By the time he crossed the line at La Toussuire, his losses had climbed to 22 minutes and his place in the race had fallen from fourth to 15th. As is his way, he searched for the mask that would get him through the inquest.
He has gold medals from the Olympics and world track championships and, on his bad day, he gets a gold for self-deprecation.
It is not in his nature to speak with the same candour about the good rides. Chris Froome has been supported by a strong Sky squad and Thomas has been the outstanding equipier.
The first thing that needs to be understood about Thomas is that he is a very talented bike racer with a versatility that is extremely uncommon.
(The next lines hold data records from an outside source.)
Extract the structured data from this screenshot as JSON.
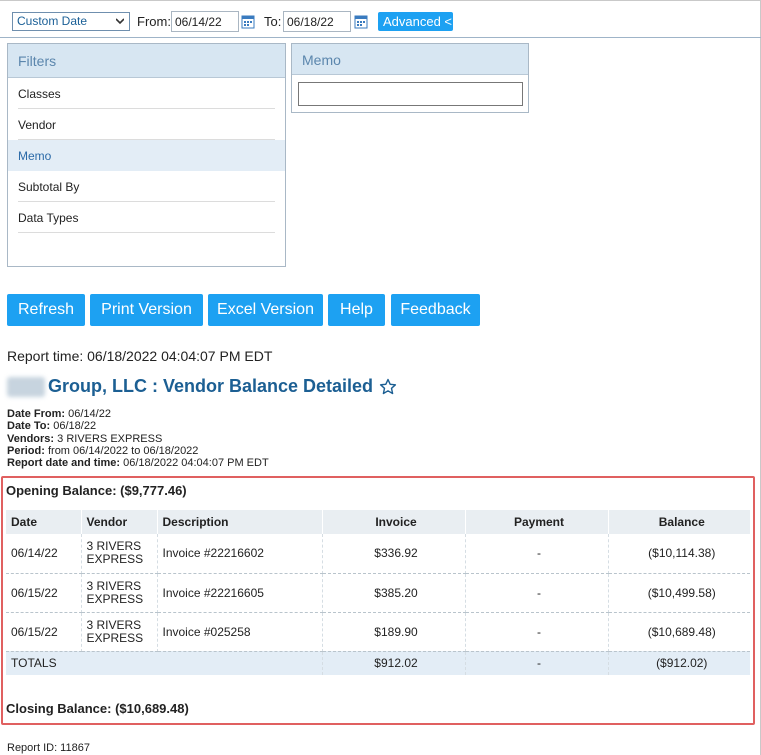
{
  "toolbar": {
    "range_select": "Custom Date",
    "from_label": "From:",
    "from_value": "06/14/22",
    "to_label": "To:",
    "to_value": "06/18/22",
    "advanced_label": "Advanced <"
  },
  "filters": {
    "title": "Filters",
    "items": [
      "Classes",
      "Vendor",
      "Memo",
      "Subtotal By",
      "Data Types"
    ],
    "active": "Memo"
  },
  "memo": {
    "title": "Memo",
    "value": ""
  },
  "actions": {
    "refresh": "Refresh",
    "print": "Print Version",
    "excel": "Excel Version",
    "help": "Help",
    "feedback": "Feedback"
  },
  "report": {
    "time": "Report time: 06/18/2022 04:04:07 PM EDT",
    "title": "Group, LLC : Vendor Balance Detailed",
    "meta": {
      "date_from_label": "Date From:",
      "date_from": "06/14/22",
      "date_to_label": "Date To:",
      "date_to": "06/18/22",
      "vendors_label": "Vendors:",
      "vendors": "3 RIVERS EXPRESS",
      "period_label": "Period:",
      "period": "from 06/14/2022 to 06/18/2022",
      "datetime_label": "Report date and time:",
      "datetime": "06/18/2022 04:04:07 PM EDT"
    },
    "opening": "Opening Balance: ($9,777.46)",
    "columns": [
      "Date",
      "Vendor",
      "Description",
      "Invoice",
      "Payment",
      "Balance"
    ],
    "rows": [
      {
        "date": "06/14/22",
        "vendor1": "3 RIVERS",
        "vendor2": "EXPRESS",
        "description": "Invoice #22216602",
        "invoice": "$336.92",
        "payment": "-",
        "balance": "($10,114.38)"
      },
      {
        "date": "06/15/22",
        "vendor1": "3 RIVERS",
        "vendor2": "EXPRESS",
        "description": "Invoice #22216605",
        "invoice": "$385.20",
        "payment": "-",
        "balance": "($10,499.58)"
      },
      {
        "date": "06/15/22",
        "vendor1": "3 RIVERS",
        "vendor2": "EXPRESS",
        "description": "Invoice #025258",
        "invoice": "$189.90",
        "payment": "-",
        "balance": "($10,689.48)"
      }
    ],
    "totals": {
      "label": "TOTALS",
      "invoice": "$912.02",
      "payment": "-",
      "balance": "($912.02)"
    },
    "closing": "Closing Balance: ($10,689.48)",
    "report_id": "Report ID: 11867"
  },
  "colors": {
    "accent": "#1da1f2",
    "title": "#1c5f93",
    "highlight_border": "#e06060"
  }
}
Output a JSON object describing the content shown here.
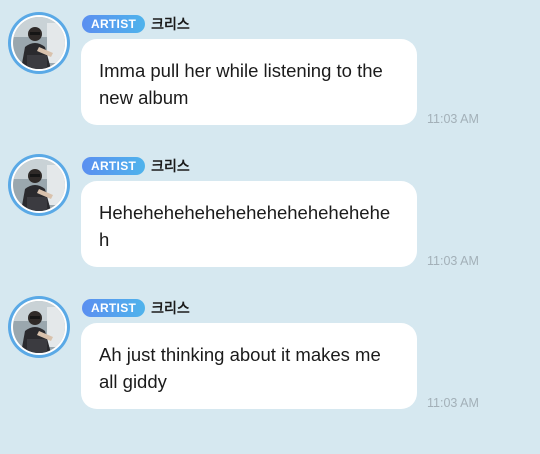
{
  "messages": [
    {
      "badge": "ARTIST",
      "sender": "크리스",
      "text": "Imma pull her while listening to the new album",
      "time": "11:03 AM"
    },
    {
      "badge": "ARTIST",
      "sender": "크리스",
      "text": "Hehehehehehehehehehehehehehe h",
      "time": "11:03 AM"
    },
    {
      "badge": "ARTIST",
      "sender": "크리스",
      "text": "Ah just thinking about it makes me all giddy",
      "time": "11:03 AM"
    }
  ],
  "colors": {
    "background": "#d6e8f0",
    "bubble": "#ffffff",
    "badge_start": "#5b8ff0",
    "badge_end": "#4fb3ec",
    "avatar_ring": "#5aa9e6",
    "timestamp": "#a3b0b8"
  },
  "icons": {
    "avatar": "artist-profile-photo"
  }
}
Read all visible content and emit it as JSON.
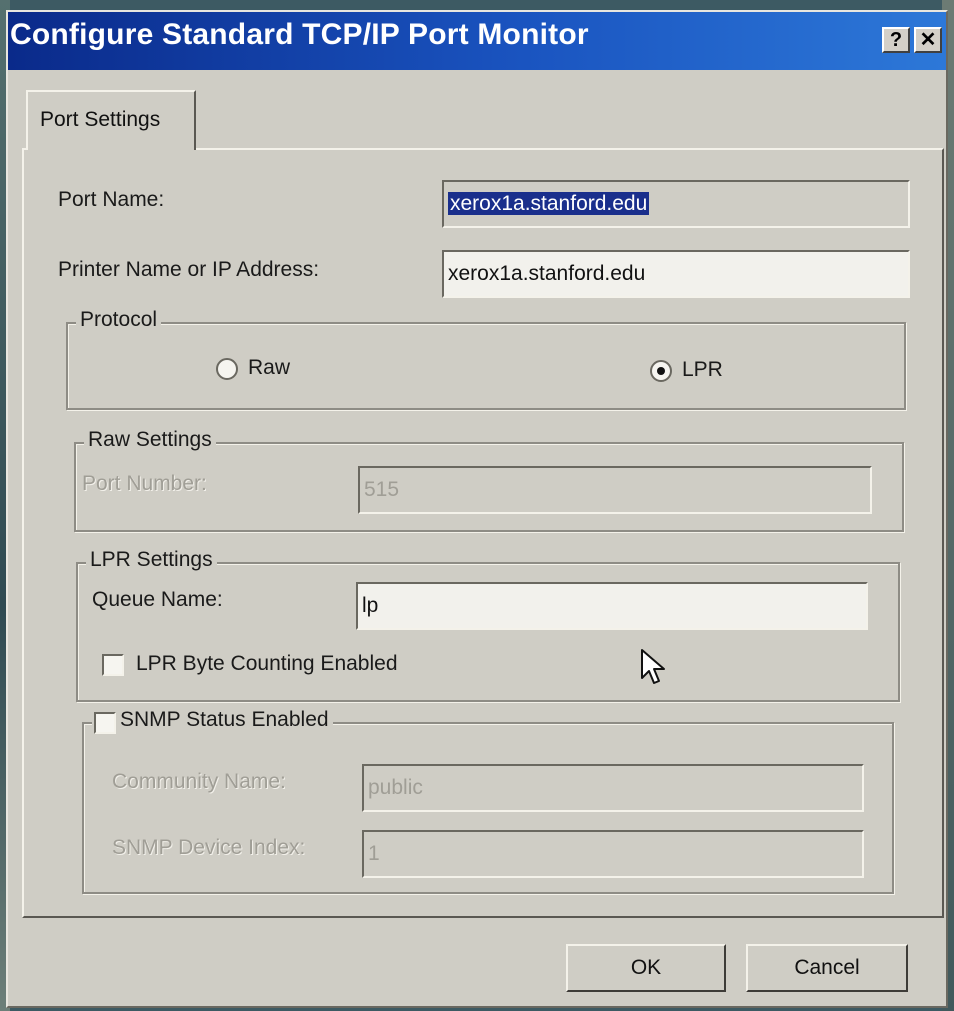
{
  "window": {
    "title": "Configure Standard TCP/IP Port Monitor",
    "help_label": "?",
    "close_label": "✕"
  },
  "tabs": [
    {
      "label": "Port Settings",
      "selected": true
    }
  ],
  "port_name": {
    "label": "Port Name:",
    "value": "xerox1a.stanford.edu"
  },
  "printer_address": {
    "label": "Printer Name or IP Address:",
    "value": "xerox1a.stanford.edu"
  },
  "protocol": {
    "legend": "Protocol",
    "options": [
      {
        "label": "Raw",
        "selected": false
      },
      {
        "label": "LPR",
        "selected": true
      }
    ]
  },
  "raw_settings": {
    "legend": "Raw Settings",
    "port_number_label": "Port Number:",
    "port_number_value": "515"
  },
  "lpr_settings": {
    "legend": "LPR Settings",
    "queue_name_label": "Queue Name:",
    "queue_name_value": "lp",
    "byte_counting_label": "LPR Byte Counting Enabled",
    "byte_counting_checked": false
  },
  "snmp": {
    "label": "SNMP Status Enabled",
    "checked": false,
    "community_name_label": "Community Name:",
    "community_name_value": "public",
    "device_index_label": "SNMP Device Index:",
    "device_index_value": "1"
  },
  "buttons": {
    "ok": "OK",
    "cancel": "Cancel"
  },
  "icons": {
    "cursor": "mouse-pointer-icon"
  }
}
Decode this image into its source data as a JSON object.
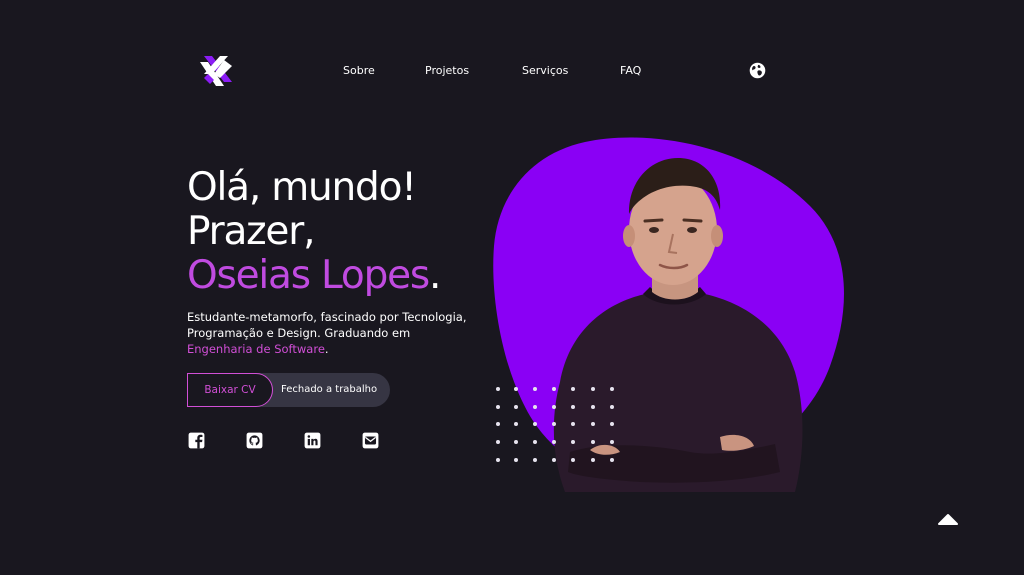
{
  "nav": {
    "items": [
      {
        "label": "Sobre"
      },
      {
        "label": "Projetos"
      },
      {
        "label": "Serviços"
      },
      {
        "label": "FAQ"
      }
    ],
    "language_icon": "globe-icon"
  },
  "hero": {
    "greeting_line1": "Olá, mundo!",
    "greeting_line2": "Prazer,",
    "name": "Oseias Lopes",
    "name_period": ".",
    "description_main": "Estudante-metamorfo, fascinado por Tecnologia, Programação e Design. Graduando em",
    "description_highlight": "Engenharia de Software",
    "description_end": ".",
    "cv_button": "Baixar CV",
    "status": "Fechado a trabalho"
  },
  "social": {
    "icons": [
      "facebook-icon",
      "github-icon",
      "linkedin-icon",
      "email-icon"
    ]
  },
  "colors": {
    "background": "#19171f",
    "accent": "#d14fd6",
    "blob": "#8a00f5",
    "pill": "#363543"
  }
}
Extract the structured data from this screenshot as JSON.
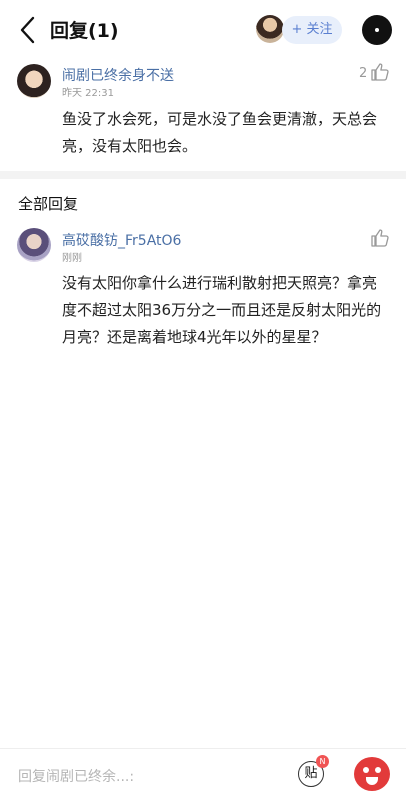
{
  "header": {
    "title": "回复(1)",
    "follow_label": "+ 关注"
  },
  "post": {
    "author": "闹剧已终余身不送",
    "time": "昨天 22:31",
    "likes": "2",
    "content_line1": "鱼没了水会死，可是水没了鱼会更清澈，天总会",
    "content_line2": "亮，没有太阳也会。"
  },
  "section": {
    "title": "全部回复"
  },
  "reply": {
    "author": "高砹酸钫_Fr5AtO6",
    "time": "刚刚",
    "content_line1": "没有太阳你拿什么进行瑞利散射把天照亮？拿亮",
    "content_line2": "度不超过太阳36万分之一而且还是反射太阳光的",
    "content_line3": "月亮？还是离着地球4光年以外的星星？"
  },
  "bottombar": {
    "input_placeholder": "回复闹剧已终余...:",
    "tie_label": "贴",
    "badge": "N"
  },
  "colors": {
    "accent": "#4a6fa5",
    "follow_bg": "#e8effb",
    "follow_text": "#5a7fd0",
    "badge": "#f05454",
    "emoji": "#e23a3a"
  },
  "icons": [
    "back-icon",
    "thumb-up-icon",
    "more-icon",
    "tie-icon",
    "emoji-icon"
  ]
}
He rode so well in the Pyrenees and on the Alpine stages to Pra Loup and St Jean de Maurienne that he discovered for a day what it is like to be accused as Froome has been, throughout.
To his team-mates, he is "G", something the doubters used to condemn him. "G," they said, "stands for George, as in George Hincapie" who for years was Lance Armstrong's most influential team-mate and who doped to help him do his job.
How could a former track racer climb mountains like Thomas had?
But the Welshman seems immune to slings and arrows.
"They loved us last year when we weren't doing well but I'd rather be booed and winning," he said.
Long before anyone showed up in Utrecht for the start of the Tour, Froome was convinced the race could be won and lost during a tough and potentially treacherous first week.
Sky's leader needed someone to mind and guide him, someone who could take him to wherever he needed to be at any point in the race.
Thomas did that job with astonishing skill, concentration and selflessness. This is a guy who was encouraged to qualify for the individual pursuit at the Beijing Olympics but refused because he feared it might compromise his contribution to the four-man pursuit team.
Now, for the second time, he has helped his team leader win the Tour de France. THE TIMES, LONDON